moving captive-bred or wild-collected plants or animals to areas suitable for the species outside their historical range. Main purpose – environment inside known range has deteriorated where species can no longer thrive there, or factor causing original decline is still present. (generally frowned upon); last ditch effort to save species or environment; similar species went extinct – introduce similar species to have same impact. Coyotes became larger and started running in larger packs, not just relatives (65 lbs vs 35 lbs) latitudinal effects (species get larger, limbs get smaller) but difference between NE and Wyoming not that great. More food available if wolves weren’t present. Shift in phenotype of coyotes backwards now. Dhole would compete more directly with coyotes than wolves. Dholes might get larger or vice versa, unknown factors are a problem.

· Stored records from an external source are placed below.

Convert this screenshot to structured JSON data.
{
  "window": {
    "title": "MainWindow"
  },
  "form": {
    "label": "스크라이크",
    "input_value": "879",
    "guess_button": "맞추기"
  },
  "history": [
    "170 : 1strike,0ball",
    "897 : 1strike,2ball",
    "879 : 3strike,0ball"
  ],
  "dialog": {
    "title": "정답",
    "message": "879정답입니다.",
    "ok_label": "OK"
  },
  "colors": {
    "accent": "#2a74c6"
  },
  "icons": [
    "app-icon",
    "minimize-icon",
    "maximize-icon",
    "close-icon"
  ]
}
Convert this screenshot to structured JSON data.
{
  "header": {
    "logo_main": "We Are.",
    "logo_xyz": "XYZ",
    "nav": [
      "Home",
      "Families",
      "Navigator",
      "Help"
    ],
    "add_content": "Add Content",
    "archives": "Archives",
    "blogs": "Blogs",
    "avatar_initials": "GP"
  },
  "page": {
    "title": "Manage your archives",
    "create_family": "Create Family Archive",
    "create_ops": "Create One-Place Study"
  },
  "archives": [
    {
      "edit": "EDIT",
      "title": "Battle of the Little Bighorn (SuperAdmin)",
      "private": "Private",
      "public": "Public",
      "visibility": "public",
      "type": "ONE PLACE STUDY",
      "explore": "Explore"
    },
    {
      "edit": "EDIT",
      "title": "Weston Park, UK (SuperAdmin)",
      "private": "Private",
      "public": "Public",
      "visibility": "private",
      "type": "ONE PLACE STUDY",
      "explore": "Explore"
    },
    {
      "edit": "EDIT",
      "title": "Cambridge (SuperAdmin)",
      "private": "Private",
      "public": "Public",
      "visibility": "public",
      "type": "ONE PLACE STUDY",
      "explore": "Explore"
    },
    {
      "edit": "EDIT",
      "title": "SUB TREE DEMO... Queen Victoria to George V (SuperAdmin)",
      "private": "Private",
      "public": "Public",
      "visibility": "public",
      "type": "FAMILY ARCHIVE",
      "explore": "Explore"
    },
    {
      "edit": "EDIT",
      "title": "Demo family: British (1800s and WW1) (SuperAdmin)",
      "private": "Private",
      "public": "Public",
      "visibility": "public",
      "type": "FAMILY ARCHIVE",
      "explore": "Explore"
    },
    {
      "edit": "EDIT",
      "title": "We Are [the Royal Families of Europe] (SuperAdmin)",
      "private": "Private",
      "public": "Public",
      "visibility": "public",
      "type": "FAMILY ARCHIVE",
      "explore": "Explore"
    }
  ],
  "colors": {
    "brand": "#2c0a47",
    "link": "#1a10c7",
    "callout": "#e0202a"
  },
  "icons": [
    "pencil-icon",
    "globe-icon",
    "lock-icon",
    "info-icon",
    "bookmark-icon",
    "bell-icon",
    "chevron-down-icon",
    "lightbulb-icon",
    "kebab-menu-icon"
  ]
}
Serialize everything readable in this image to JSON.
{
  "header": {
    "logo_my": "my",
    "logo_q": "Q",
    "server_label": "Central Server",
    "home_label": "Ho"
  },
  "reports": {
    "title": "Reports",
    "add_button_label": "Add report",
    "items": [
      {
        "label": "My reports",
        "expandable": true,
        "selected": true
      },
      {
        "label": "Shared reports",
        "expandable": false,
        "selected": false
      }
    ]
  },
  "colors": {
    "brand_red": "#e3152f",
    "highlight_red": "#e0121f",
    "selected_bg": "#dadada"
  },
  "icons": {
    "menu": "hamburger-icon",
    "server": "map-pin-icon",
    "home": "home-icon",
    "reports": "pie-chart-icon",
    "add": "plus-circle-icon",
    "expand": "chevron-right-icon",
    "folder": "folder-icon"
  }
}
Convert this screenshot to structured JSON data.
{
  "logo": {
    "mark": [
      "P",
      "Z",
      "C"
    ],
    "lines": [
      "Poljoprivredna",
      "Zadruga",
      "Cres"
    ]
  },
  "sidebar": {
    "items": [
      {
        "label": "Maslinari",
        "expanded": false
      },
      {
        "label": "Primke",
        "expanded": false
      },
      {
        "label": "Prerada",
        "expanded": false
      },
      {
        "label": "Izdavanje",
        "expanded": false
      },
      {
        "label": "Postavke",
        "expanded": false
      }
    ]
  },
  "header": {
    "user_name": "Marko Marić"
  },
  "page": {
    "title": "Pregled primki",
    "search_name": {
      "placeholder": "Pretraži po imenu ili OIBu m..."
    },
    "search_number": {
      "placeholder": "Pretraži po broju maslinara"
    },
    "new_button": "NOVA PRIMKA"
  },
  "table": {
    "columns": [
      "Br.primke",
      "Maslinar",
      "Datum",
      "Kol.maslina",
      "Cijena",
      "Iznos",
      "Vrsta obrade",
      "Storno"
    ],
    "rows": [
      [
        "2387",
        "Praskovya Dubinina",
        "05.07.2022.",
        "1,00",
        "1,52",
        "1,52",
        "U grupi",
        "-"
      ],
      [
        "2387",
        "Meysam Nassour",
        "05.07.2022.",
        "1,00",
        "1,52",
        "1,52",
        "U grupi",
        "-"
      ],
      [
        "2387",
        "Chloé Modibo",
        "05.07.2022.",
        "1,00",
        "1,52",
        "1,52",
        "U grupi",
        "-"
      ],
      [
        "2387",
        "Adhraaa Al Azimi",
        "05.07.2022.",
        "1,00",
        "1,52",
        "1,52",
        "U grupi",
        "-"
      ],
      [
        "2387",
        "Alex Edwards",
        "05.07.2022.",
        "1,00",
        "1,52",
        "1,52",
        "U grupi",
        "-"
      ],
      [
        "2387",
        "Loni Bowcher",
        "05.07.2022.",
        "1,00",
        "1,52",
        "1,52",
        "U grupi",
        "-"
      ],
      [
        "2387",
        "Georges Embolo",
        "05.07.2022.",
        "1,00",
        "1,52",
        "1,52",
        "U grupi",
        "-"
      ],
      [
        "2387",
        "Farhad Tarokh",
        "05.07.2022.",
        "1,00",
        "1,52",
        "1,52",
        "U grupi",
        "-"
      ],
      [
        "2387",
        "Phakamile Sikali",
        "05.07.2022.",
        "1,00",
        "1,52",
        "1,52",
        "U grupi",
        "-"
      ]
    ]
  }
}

4

Yellowstone example

Introduction program example

wolves were believed to pose a threat to herds of elk and other game animals, 1995 and 1996 elements of 5 wolf packs were transplanted, wolves are helping to reshape the ecological structure of the park through trophic interactions – elk numbers are declining and congregating in larger numbers for herd protection, availability of carrion from wolf kills provides food for scavengers, some tree species are already recovering from increased grazing pressure from too many elk. 1987 proposed wolf be reintroduced, people were concerned they were going to kill elk… duh. Said wolves and bears would attack children as they got off the bus, government attempt to take over lands, wolves would reduce number of elk in Yellowstone and elsewhere so they couldn’t be hunted anymore, no one would be able to do anything else than visit (no logging, mining etc) fearful outcries. Defenders of wildlife said they would reimburse for damages due to wolves, and they do. Quieted most folks down except anti-federal government shit.

5

why do reintroductions often fail?

Government officials, misuse of programs, bad timing, civilians having fears about carnivores or losing land for agriculture production.
Look on notes from papers; reintroduction successes